Linebacker Terrell Suggs didn't want to get a late jump on his offseason regimen.
With a goal of slimming down and reclaiming his status among the NFL's elite pass rushers, Suggs was at Ravens headquarters on Monday morning to participate in the team's voluntary conditioning program.
"I think it's important and benefits us as a team," he said of the Ravens' regimen, which officially began this week. "Where we're trying to go, it's going to take all of us working together. I'm glad that I'm here."
To Suggs, who said he weighed nearly 280 pounds at times last season, a major focus of his offseason is dropping down to a more comfortable 260 pounds.
The Arizona State product is focusing on a strict diet and regular attendance at the Ravens' training facility to achieve the new look.
"I liked the way my body used to look in my uniform, so I'm trying to get that back," Suggs said with a laugh. "I put on weight so I could be stronger against the run, but I've always been good against the run. I'm trying to get back down to my normal weight, 260-265. I'm looking forward to being the best player I can be for my team.

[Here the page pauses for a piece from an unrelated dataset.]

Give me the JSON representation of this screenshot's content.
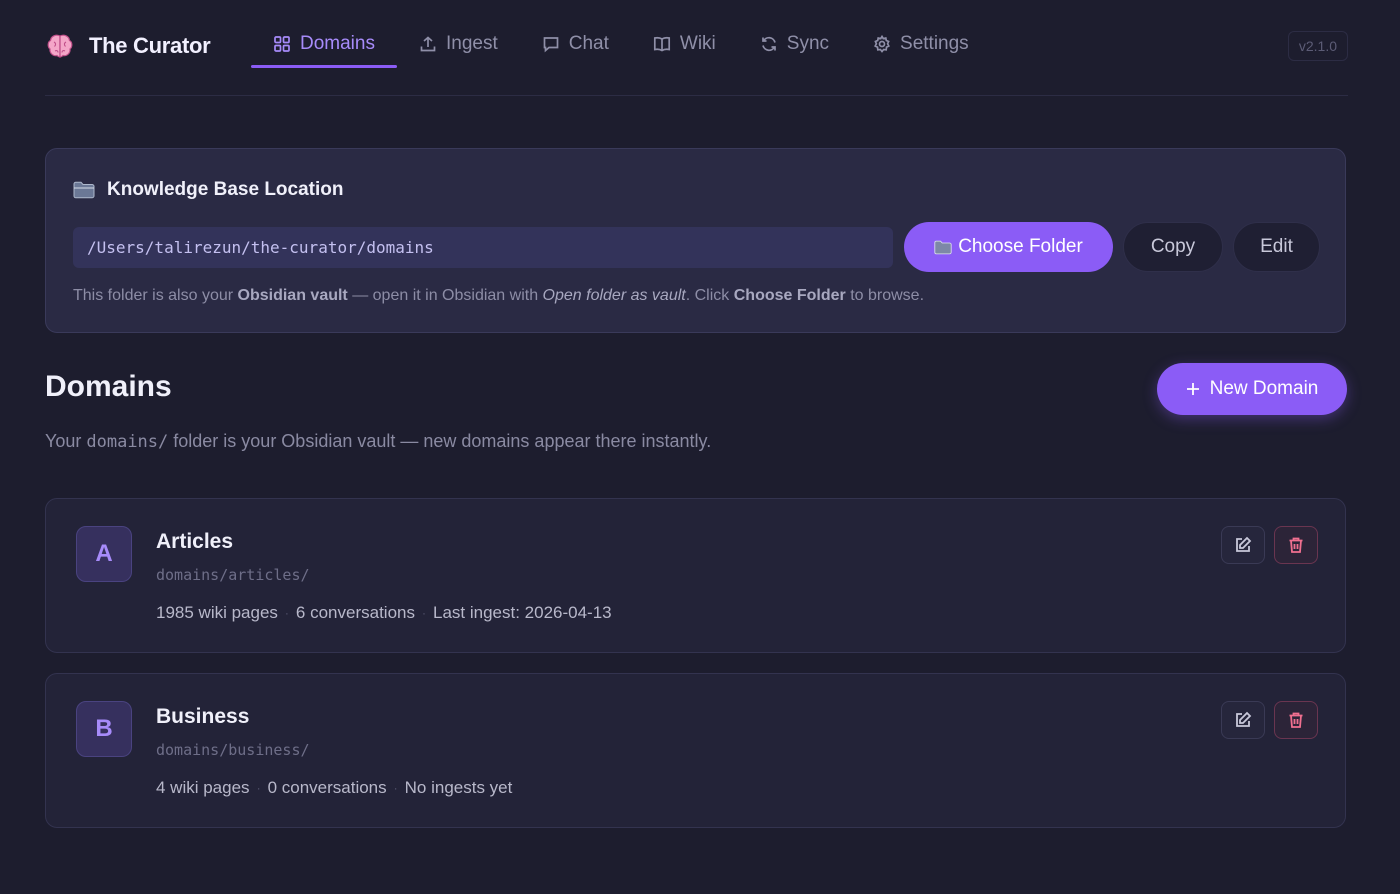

"I'm a grown man, I can't eat like my kids anymore. My little girl is my ultimate tempter. She's like, 'Cookie, daddy,' and hands me one. I have to eat it."
The Ravens expected Suggs' presence all along. Head coach John Harbaugh alluded to that fact at the NFL Scouting Combine in February. The Ravens – who logged only 32 sacks as a team last year – even threw support behind Suggs by hiring his collegiate position coach, Ted Monachino, to bring more pressure.
"I think Terrell is really excited to be in Baltimore this offseason," coach Harbaugh said. "We hired Ted Monachino, who worked with him at Arizona State. There is a confidence level there that will help us. We're going to dedicate a lot of our offseason program to the pass rush and techniques. That will be a big emphasis for us, and I'm excited Terrell is going to be a part of it."
Throughout his career, Suggs would typically train at Athletes Performance, Inc., in Phoenix, joined by some of the league's top players, such as Julius Peppers, Larry Fitzgerald, Anquan Boldin and Marlin Jackson.
But after a pedestrian 58-tackle, 4.5-sack performance in 2009, Suggs hopes he can offer more. The Ravens have similar ideas, considering Suggs is in the second year of a lucrative six-year contract.
"I was in a different stage," said Suggs. "When I was younger, I never participated in the offseason program because I felt that I could have a great offseason on my own. We had a big group of guys that showed up every day to compete. That made us better.
"Now, I'm a veteran. I'm getting it in with my team. And it's paid off for some people. I know that Dwight Freeney works out with his team for the majority of his offseason. He's played in two Super Bowls and won one of them. Maybe he knows something I don't."
Of course, it didn't help that Suggs dealt with a heel injury for all of training camp and most of the preseason.
"My offseason wasn't the same last year, and you could see the difference," admitted Suggs. "Now, I have to get back to the top.
"But I'm feeling good. I'm healthy. I'm like Wolverine. I heal myself. Let's move forward."
Watching the Ravens' offseason moves from afar has Suggs believing his team is ready to take the next step, as well.
Even though it is earlier than usual for Suggs to be getting back to work, he has grand visions for another breakout year, both personally and team-wide. Why not start now?
"It's all about Lombardi," said Suggs, referring to the Super Bowl trophy. "In this league, your years are numbered, and that window of opportunity gets smaller and smaller. So the time for me, the time for us, is always now. You never know when you're going to have a talented team like the one we're building. Our offense took major leaps last year, after years and years of having a dominant defense. At some point, those things are going to come together, and you have to strike when they do.
"We need to work now to become Ravens, and other teams know what that means when they play us."